→ ASSIGNED TASK
Pick out each line of the records that includes the string "true", and copy it.

(INPUT)

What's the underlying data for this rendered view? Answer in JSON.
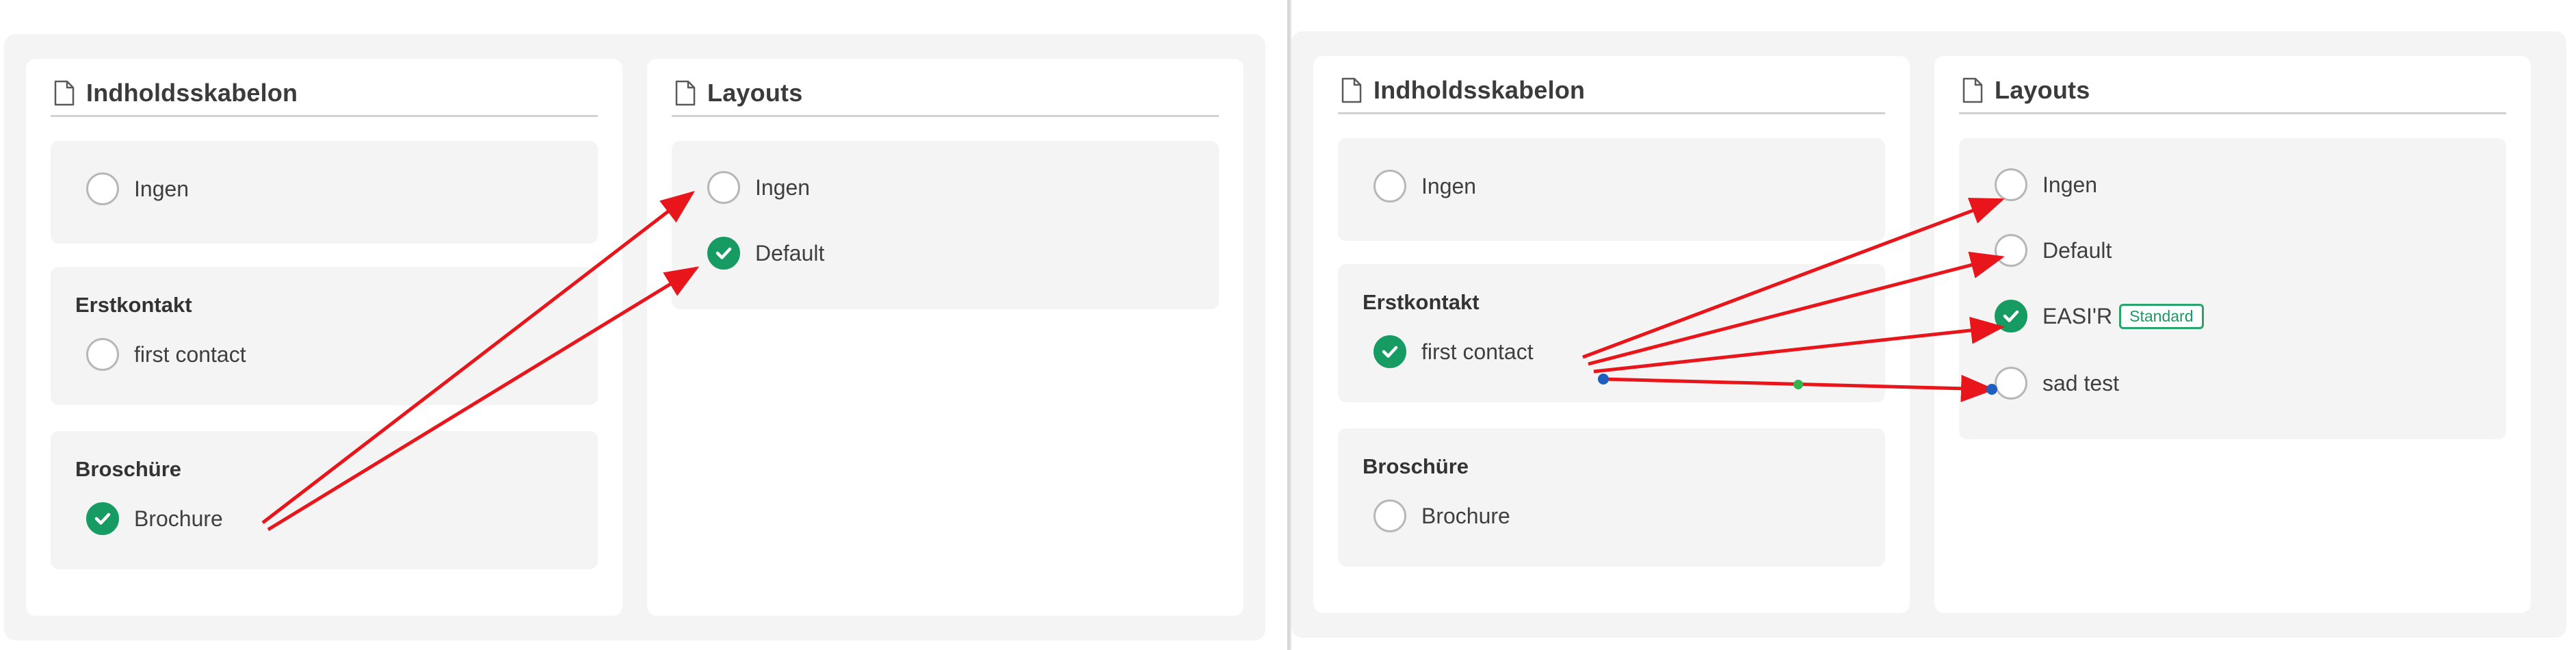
{
  "left": {
    "templates": {
      "title": "Indholdsskabelon",
      "icon": "document-icon",
      "none_option": {
        "label": "Ingen",
        "selected": false
      },
      "groups": [
        {
          "title": "Erstkontakt",
          "option": {
            "label": "first contact",
            "selected": false
          }
        },
        {
          "title": "Broschüre",
          "option": {
            "label": "Brochure",
            "selected": true
          }
        }
      ]
    },
    "layouts": {
      "title": "Layouts",
      "icon": "document-icon",
      "options": [
        {
          "label": "Ingen",
          "selected": false
        },
        {
          "label": "Default",
          "selected": true
        }
      ]
    }
  },
  "right": {
    "templates": {
      "title": "Indholdsskabelon",
      "icon": "document-icon",
      "none_option": {
        "label": "Ingen",
        "selected": false
      },
      "groups": [
        {
          "title": "Erstkontakt",
          "option": {
            "label": "first contact",
            "selected": true
          }
        },
        {
          "title": "Broschüre",
          "option": {
            "label": "Brochure",
            "selected": false
          }
        }
      ]
    },
    "layouts": {
      "title": "Layouts",
      "icon": "document-icon",
      "options": [
        {
          "label": "Ingen",
          "selected": false
        },
        {
          "label": "Default",
          "selected": false
        },
        {
          "label": "EASI'R",
          "selected": true,
          "badge": "Standard"
        },
        {
          "label": "sad test",
          "selected": false
        }
      ]
    }
  },
  "colors": {
    "selected_green": "#169b62",
    "annotation_arrow": "#e8151b",
    "annotation_handle_blue": "#1f5fbf",
    "annotation_handle_green": "#33b54a"
  }
}
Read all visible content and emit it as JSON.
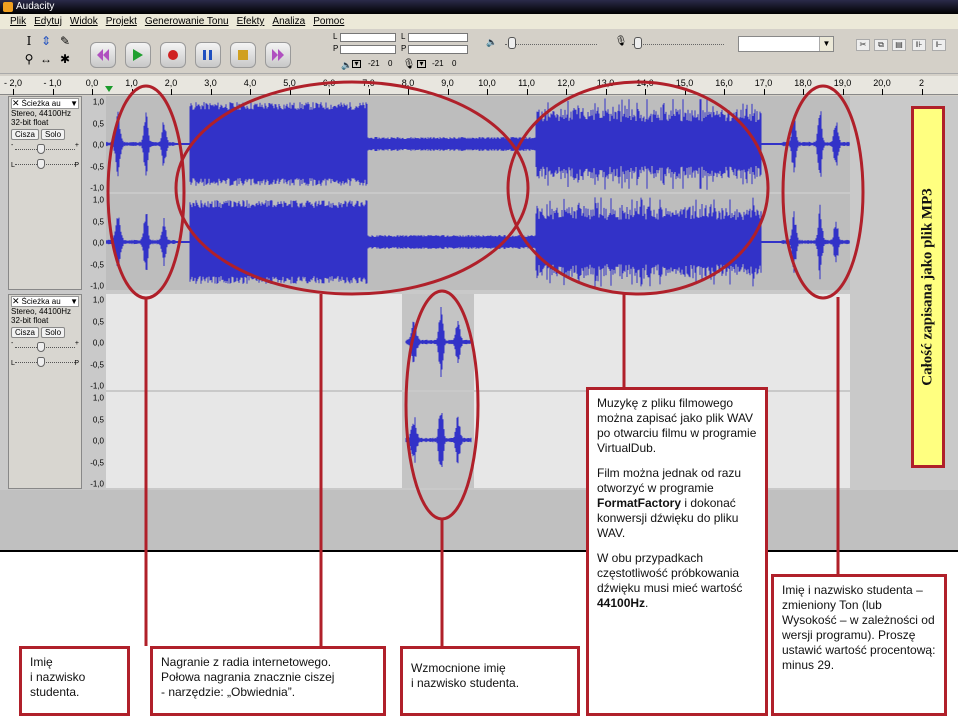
{
  "window": {
    "title": "Audacity"
  },
  "menu": [
    "Plik",
    "Edytuj",
    "Widok",
    "Projekt",
    "Generowanie Tonu",
    "Efekty",
    "Analiza",
    "Pomoc"
  ],
  "toolbar": {
    "tools": [
      "selection-tool",
      "envelope-tool",
      "draw-tool",
      "zoom-tool",
      "timeshift-tool",
      "multi-tool"
    ],
    "meter_left_label": "L",
    "meter_right_label": "P",
    "meter_scale_a": "-21",
    "meter_scale_b": "0",
    "combo_value": ""
  },
  "ruler": {
    "ticks": [
      "- 2,0",
      "- 1,0",
      "0,0",
      "1,0",
      "2,0",
      "3,0",
      "4,0",
      "5,0",
      "6,0",
      "7,0",
      "8,0",
      "9,0",
      "10,0",
      "11,0",
      "12,0",
      "13,0",
      "14,0",
      "15,0",
      "16,0",
      "17,0",
      "18,0",
      "19,0",
      "20,0",
      "2"
    ]
  },
  "tracks": [
    {
      "name": "Ścieżka au",
      "format_line1": "Stereo, 44100Hz",
      "format_line2": "32-bit float",
      "mute": "Cisza",
      "solo": "Solo",
      "gain_left": "-",
      "gain_right": "+",
      "pan_left": "L",
      "pan_right": "P",
      "scale": [
        "1,0",
        "0,5",
        "0,0",
        "-0,5",
        "-1,0"
      ]
    },
    {
      "name": "Ścieżka au",
      "format_line1": "Stereo, 44100Hz",
      "format_line2": "32-bit float",
      "mute": "Cisza",
      "solo": "Solo",
      "gain_left": "-",
      "gain_right": "+",
      "pan_left": "L",
      "pan_right": "P",
      "scale": [
        "1,0",
        "0,5",
        "0,0",
        "-0,5",
        "-1,0"
      ]
    }
  ],
  "annotations": {
    "name_student": "Imię\ni nazwisko\nstudenta.",
    "radio": "Nagranie z radia internetowego.\nPołowa nagrania znacznie ciszej\n- narzędzie: „Obwiednia”.",
    "amplified": "Wzmocnione imię\ni nazwisko studenta.",
    "music_p1": "Muzykę z pliku filmowego można zapisać jako plik WAV po otwarciu filmu w programie VirtualDub.",
    "music_p2_a": "Film można jednak od razu otworzyć w programie",
    "music_p2_bold": "FormatFactory",
    "music_p2_b": "i dokonać konwersji dźwięku do pliku WAV.",
    "music_p3_a": "W obu przypadkach częstotliwość próbkowania dźwięku musi mieć wartość",
    "music_p3_bold": "44100Hz",
    "music_p3_b": ".",
    "changed_tone": "Imię i nazwisko studenta – zmieniony Ton (lub Wysokość – w zależności od wersji programu). Proszę ustawić wartość procentową: minus 29.",
    "mp3": "Całość zapisana jako plik MP3"
  },
  "colors": {
    "wave": "#3232c8",
    "annotation_border": "#b0202a",
    "mp3_bg": "#ffff80"
  }
}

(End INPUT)

→ WRITTEN RESPONSE
            "selected": true
          "selected": true
            "selected": true
          "selected": true,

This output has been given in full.